_WHAT YOU NEED TO DO_
Scan the entries for "legend". Every line that holds it is to be copied.

(EXTRACTED RECORDS)

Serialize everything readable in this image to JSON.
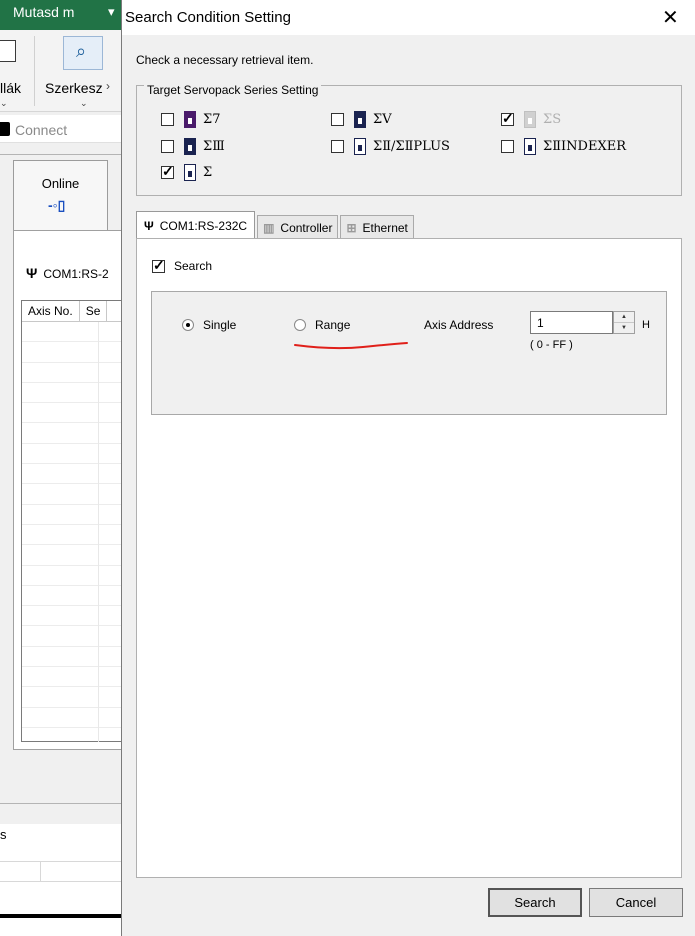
{
  "background_app": {
    "ribbon_tab": "Mutasd m",
    "ribbon_label_1": "llák",
    "ribbon_label_2": "Szerkesz",
    "connect_title": "Connect",
    "online_label": "Online",
    "com_label": "COM1:RS-2",
    "table_headers": [
      "Axis No.",
      "Se"
    ],
    "bottom_text": "s"
  },
  "dialog": {
    "title": "Search Condition Setting",
    "close_label": "✕",
    "instruction": "Check a necessary retrieval item.",
    "servopack_group": {
      "legend": "Target Servopack Series Setting",
      "items": [
        {
          "name": "Σ7",
          "checked": false,
          "enabled": true
        },
        {
          "name": "ΣV",
          "checked": false,
          "enabled": true
        },
        {
          "name": "ΣS",
          "checked": true,
          "enabled": false
        },
        {
          "name": "ΣⅢ",
          "checked": false,
          "enabled": true
        },
        {
          "name": "ΣⅡ/ΣⅡPLUS",
          "checked": false,
          "enabled": true
        },
        {
          "name": "ΣⅡINDEXER",
          "checked": false,
          "enabled": true
        },
        {
          "name": "Σ",
          "checked": true,
          "enabled": true
        }
      ]
    },
    "tabs": [
      {
        "label": "COM1:RS-232C",
        "icon": "plug-icon",
        "active": true
      },
      {
        "label": "Controller",
        "icon": "controller-icon",
        "active": false
      },
      {
        "label": "Ethernet",
        "icon": "network-icon",
        "active": false
      }
    ],
    "search_checkbox": {
      "label": "Search",
      "checked": true
    },
    "mode": {
      "single_label": "Single",
      "range_label": "Range",
      "selected": "Single"
    },
    "axis_address": {
      "label": "Axis Address",
      "value": "1",
      "unit": "H",
      "range": "( 0 - FF )"
    },
    "annotation_color": "#e0201a",
    "buttons": {
      "search": "Search",
      "cancel": "Cancel"
    }
  }
}
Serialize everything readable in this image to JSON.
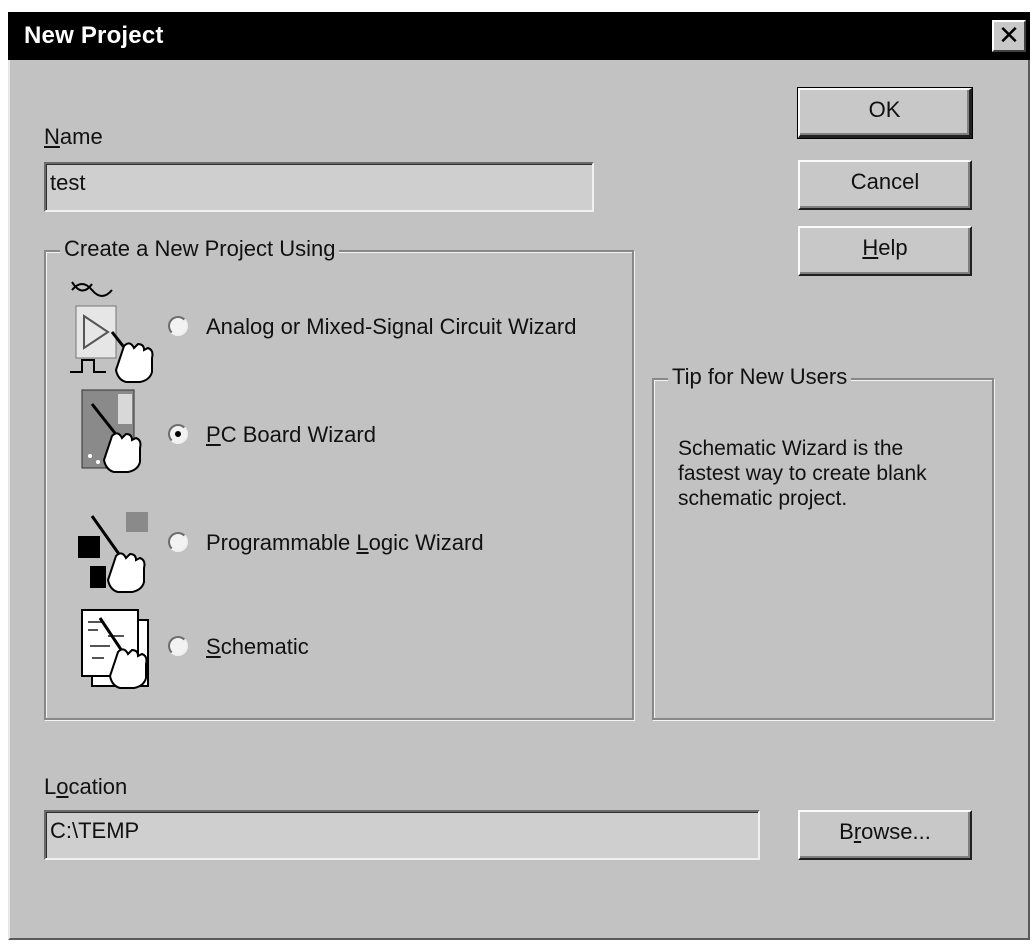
{
  "window": {
    "title": "New Project",
    "close_glyph": "✕"
  },
  "name": {
    "label_prefix": "",
    "label_key": "N",
    "label_rest": "ame",
    "value": "test"
  },
  "buttons": {
    "ok": "OK",
    "cancel": "Cancel",
    "help_key": "H",
    "help_rest": "elp",
    "browse_pre": "B",
    "browse_key": "r",
    "browse_rest": "owse..."
  },
  "group": {
    "legend": "Create a New Project Using",
    "options": [
      {
        "pre": "Analog or Mixed-Signal Circuit Wizard",
        "key": "",
        "rest": "",
        "checked": false,
        "icon": "analog-wizard-icon"
      },
      {
        "pre": "",
        "key": "P",
        "rest": "C Board Wizard",
        "checked": true,
        "icon": "pcb-wizard-icon"
      },
      {
        "pre": "Programmable ",
        "key": "L",
        "rest": "ogic Wizard",
        "checked": false,
        "icon": "logic-wizard-icon"
      },
      {
        "pre": "",
        "key": "S",
        "rest": "chematic",
        "checked": false,
        "icon": "schematic-icon"
      }
    ]
  },
  "tip": {
    "legend": "Tip for New Users",
    "lines": [
      "Schematic Wizard is the",
      "fastest way to create blank",
      "schematic project."
    ]
  },
  "location": {
    "label_pre": "L",
    "label_key": "o",
    "label_rest": "cation",
    "value": "C:\\TEMP"
  }
}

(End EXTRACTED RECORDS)

_TASK OUTPUT_
      "legend": "Target Servopack Series Setting",
    "legend": "Create a New Project Using",
    "legend": "Tip for New Users",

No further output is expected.